Tag Archives: Opening a Speech

BOTH these Books are MUST READS for. . .

I am a Speaker, a Coach, and an Author.
I’m also a Reader!

By reading great books on Public Speaking and Presentation Skills, I’ve immensely increased my knowledge of my craft, and improved my presentations!

I’ve placed brief reviews of two recent tomes in this Post. They both helped me. Reading them will benefit you, also!


Speaker’s Humor: “Did you hear the one about. . .”

Here are some guidelines for Humor in Presentations:

Self-Effacing humor is good!
Don’t overdue it else it really gets the audience wondering about you and your self-confidence.
If you’re like me, you have lots of material to work with!
Never make fun of others, especially audience members. The person, even if a celebrity, that you might want to poke fun at, might be someone’s hero.
The old rule, “If you can’t say it in front of your mother, spouse and child – Don’t!, holds true.
All humor you use should be relevant to your overall message with the goal of helping your audience GET IT!


Speakers: Instructions For Your Audience Are. . .

If the speaker has developed and practiced a speech, the audience should follow certain “Guidelines” that give the presenter an opportunity to deliver their message so the audience GETS IT! They don’t have to agree with all of it. They don’t have to agree with any of it. However, unless they GET IT! there can’t be a significant discussion going forward.


The Elevator Speech Booklet – CLICK to Open!

Just as an Elevator goes up one floor at a time, the Elevator Speech should be delivered “by the floor.”

At each stop, the verbal and/or nonverbal signal to look for is, “Tell me more.”

Everyone doesn’t want to go to the Top Floor with you. Some don’t want to leave the lobby! There is no need to waste time and energy taking them all the way up.

The Elevator Speech can be a good tool for Qualifying / DisQualifying prospects.

The Elevator Speech starts simple. As interest and time permit, it is expanded.


The Magic of the Rule of Three
Read It – Understand It – Use It!

In his book, Writing Tools: 50 Essential Strategies for Every Writer, Roy Peter Clark provides insights to the Magic of the Number Three:

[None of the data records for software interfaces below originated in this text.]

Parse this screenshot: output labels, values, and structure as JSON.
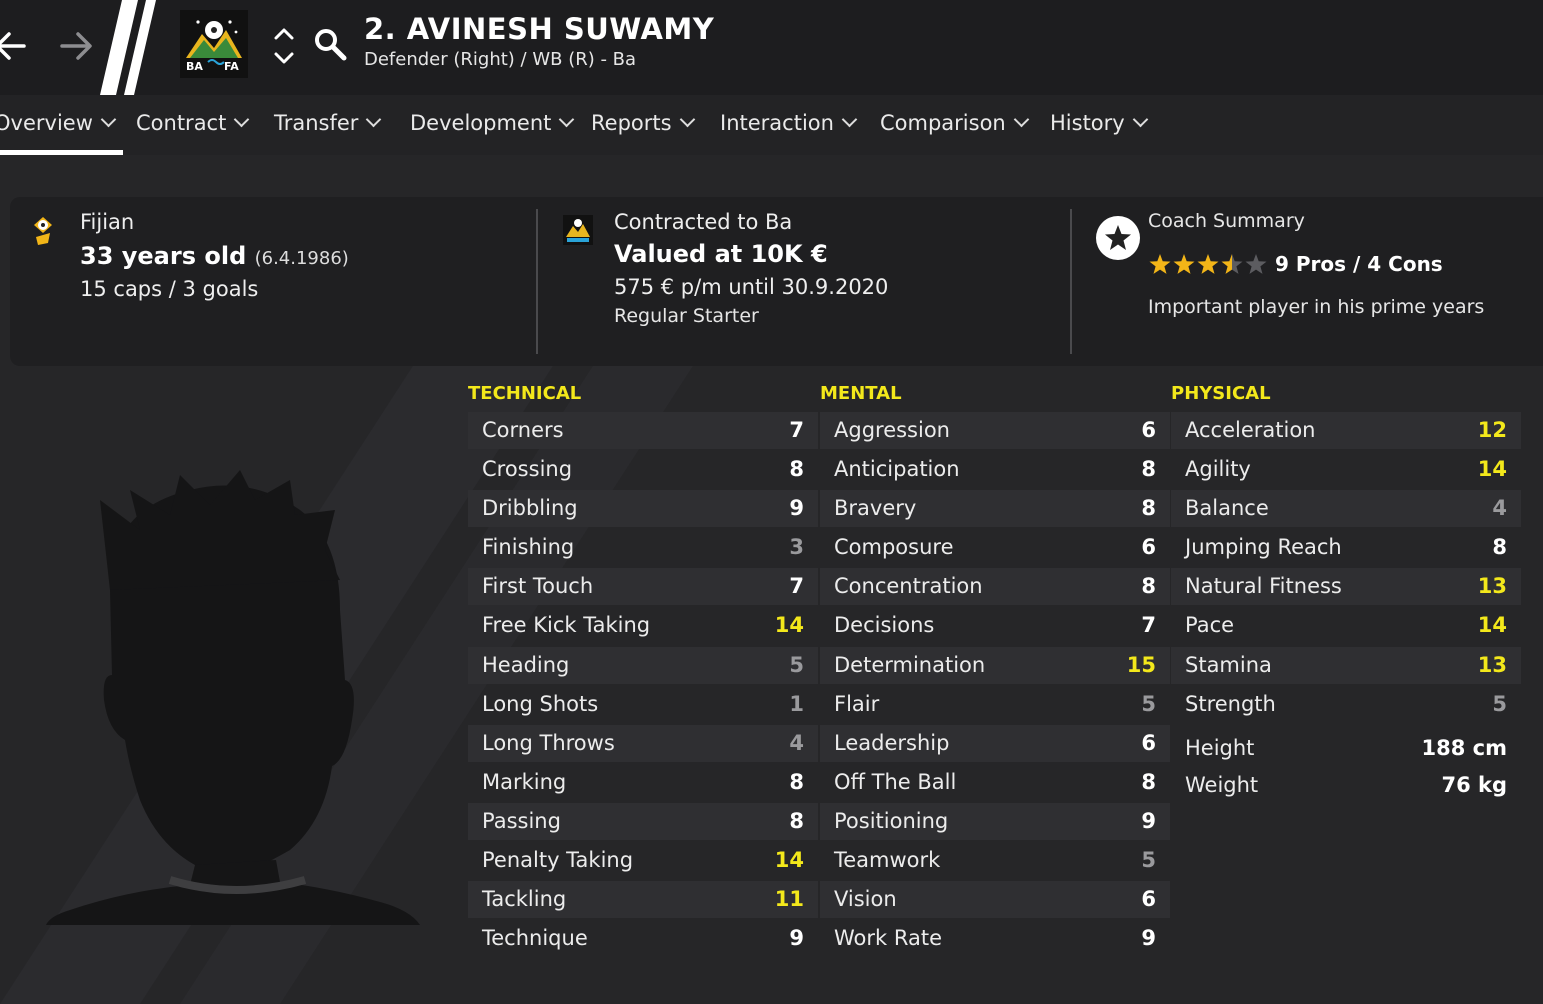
{
  "header": {
    "title": "2. AVINESH SUWAMY",
    "subtitle": "Defender (Right) / WB (R) - Ba",
    "badge_text_left": "BA",
    "badge_text_right": "FA"
  },
  "tabs": [
    {
      "label": "Overview"
    },
    {
      "label": "Contract"
    },
    {
      "label": "Transfer"
    },
    {
      "label": "Development"
    },
    {
      "label": "Reports"
    },
    {
      "label": "Interaction"
    },
    {
      "label": "Comparison"
    },
    {
      "label": "History"
    }
  ],
  "info": {
    "nationality": "Fijian",
    "age": "33 years old",
    "dob": "(6.4.1986)",
    "caps": "15 caps / 3 goals",
    "contract_line": "Contracted to Ba",
    "value": "Valued at 10K €",
    "wage": "575 € p/m until 30.9.2020",
    "squad_status": "Regular Starter",
    "coach_title": "Coach Summary",
    "stars": 3.5,
    "max_stars": 5,
    "pros_cons": "9 Pros / 4 Cons",
    "summary": "Important player in his prime years"
  },
  "technical": {
    "heading": "TECHNICAL",
    "rows": [
      {
        "label": "Corners",
        "value": "7"
      },
      {
        "label": "Crossing",
        "value": "8"
      },
      {
        "label": "Dribbling",
        "value": "9"
      },
      {
        "label": "Finishing",
        "value": "3"
      },
      {
        "label": "First Touch",
        "value": "7"
      },
      {
        "label": "Free Kick Taking",
        "value": "14"
      },
      {
        "label": "Heading",
        "value": "5"
      },
      {
        "label": "Long Shots",
        "value": "1"
      },
      {
        "label": "Long Throws",
        "value": "4"
      },
      {
        "label": "Marking",
        "value": "8"
      },
      {
        "label": "Passing",
        "value": "8"
      },
      {
        "label": "Penalty Taking",
        "value": "14"
      },
      {
        "label": "Tackling",
        "value": "11"
      },
      {
        "label": "Technique",
        "value": "9"
      }
    ]
  },
  "mental": {
    "heading": "MENTAL",
    "rows": [
      {
        "label": "Aggression",
        "value": "6"
      },
      {
        "label": "Anticipation",
        "value": "8"
      },
      {
        "label": "Bravery",
        "value": "8"
      },
      {
        "label": "Composure",
        "value": "6"
      },
      {
        "label": "Concentration",
        "value": "8"
      },
      {
        "label": "Decisions",
        "value": "7"
      },
      {
        "label": "Determination",
        "value": "15"
      },
      {
        "label": "Flair",
        "value": "5"
      },
      {
        "label": "Leadership",
        "value": "6"
      },
      {
        "label": "Off The Ball",
        "value": "8"
      },
      {
        "label": "Positioning",
        "value": "9"
      },
      {
        "label": "Teamwork",
        "value": "5"
      },
      {
        "label": "Vision",
        "value": "6"
      },
      {
        "label": "Work Rate",
        "value": "9"
      }
    ]
  },
  "physical": {
    "heading": "PHYSICAL",
    "rows": [
      {
        "label": "Acceleration",
        "value": "12"
      },
      {
        "label": "Agility",
        "value": "14"
      },
      {
        "label": "Balance",
        "value": "4"
      },
      {
        "label": "Jumping Reach",
        "value": "8"
      },
      {
        "label": "Natural Fitness",
        "value": "13"
      },
      {
        "label": "Pace",
        "value": "14"
      },
      {
        "label": "Stamina",
        "value": "13"
      },
      {
        "label": "Strength",
        "value": "5"
      }
    ],
    "height_label": "Height",
    "height_value": "188 cm",
    "weight_label": "Weight",
    "weight_value": "76 kg"
  },
  "colors": {
    "accent_yellow": "#f3e81b",
    "low_grey": "#9a9a9d",
    "star": "#f2b518",
    "star_empty": "#5c5c60"
  }
}
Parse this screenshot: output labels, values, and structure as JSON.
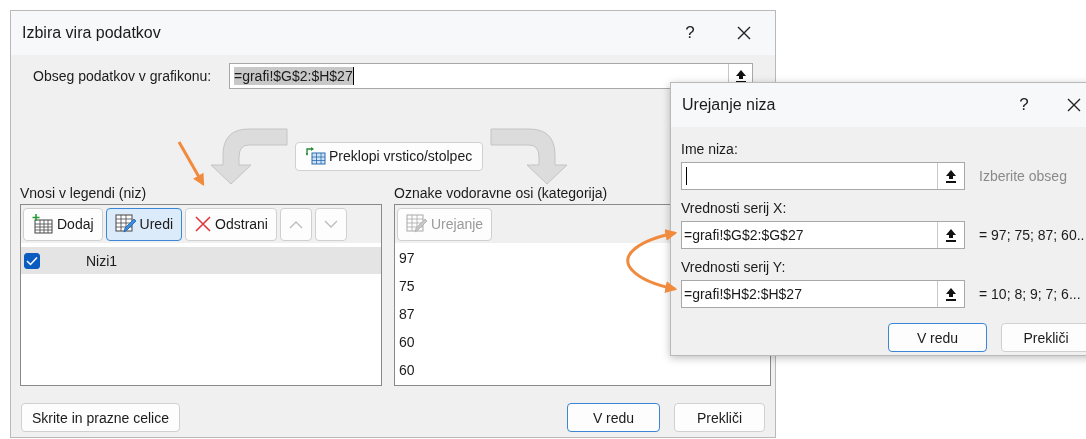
{
  "main_dialog": {
    "title": "Izbira vira podatkov",
    "help_button": "?",
    "range_label": "Obseg podatkov v grafikonu:",
    "range_value": "=grafi!$G$2:$H$27",
    "switch_button": "Preklopi vrstico/stolpec",
    "legend_label": "Vnosi v legendi (niz)",
    "legend_toolbar": [
      {
        "kind": "add",
        "label": "Dodaj",
        "selected": false,
        "disabled": false
      },
      {
        "kind": "edit",
        "label": "Uredi",
        "selected": true,
        "disabled": false
      },
      {
        "kind": "remove",
        "label": "Odstrani",
        "selected": false,
        "disabled": false
      },
      {
        "kind": "up",
        "selected": false,
        "disabled": true
      },
      {
        "kind": "down",
        "selected": false,
        "disabled": true
      }
    ],
    "series": [
      {
        "name": "Nizi1",
        "checked": true,
        "selected": true
      }
    ],
    "axis_label": "Oznake vodoravne osi (kategorija)",
    "axis_edit_button": {
      "label": "Urejanje",
      "disabled": true
    },
    "categories": [
      "97",
      "75",
      "87",
      "60",
      "60"
    ],
    "hidden_cells_button": "Skrite in prazne celice",
    "ok_button": "V redu",
    "cancel_button": "Prekliči"
  },
  "edit_series_dialog": {
    "title": "Urejanje niza",
    "help_button": "?",
    "fields": [
      {
        "kind": "hint",
        "label": "Ime niza:",
        "preview": "Izberite obseg"
      },
      {
        "kind": "value",
        "label": "Vrednosti serij X:",
        "value": "=grafi!$G$2:$G$27",
        "preview": "= 97; 75; 87; 60.."
      },
      {
        "kind": "value",
        "label": "Vrednosti serij Y:",
        "value": "=grafi!$H$2:$H$27",
        "preview": "= 10; 8; 9; 7; 6..."
      }
    ],
    "ok_button": "V redu",
    "cancel_button": "Prekliči"
  }
}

Use One for power.
Use Two for comparison, contrast. (right – wrong, black – white, up – down, hot – cold)
Use Three for completeness, wholeness, roundness.
Use Four or more to list, inventory, compile, and expand.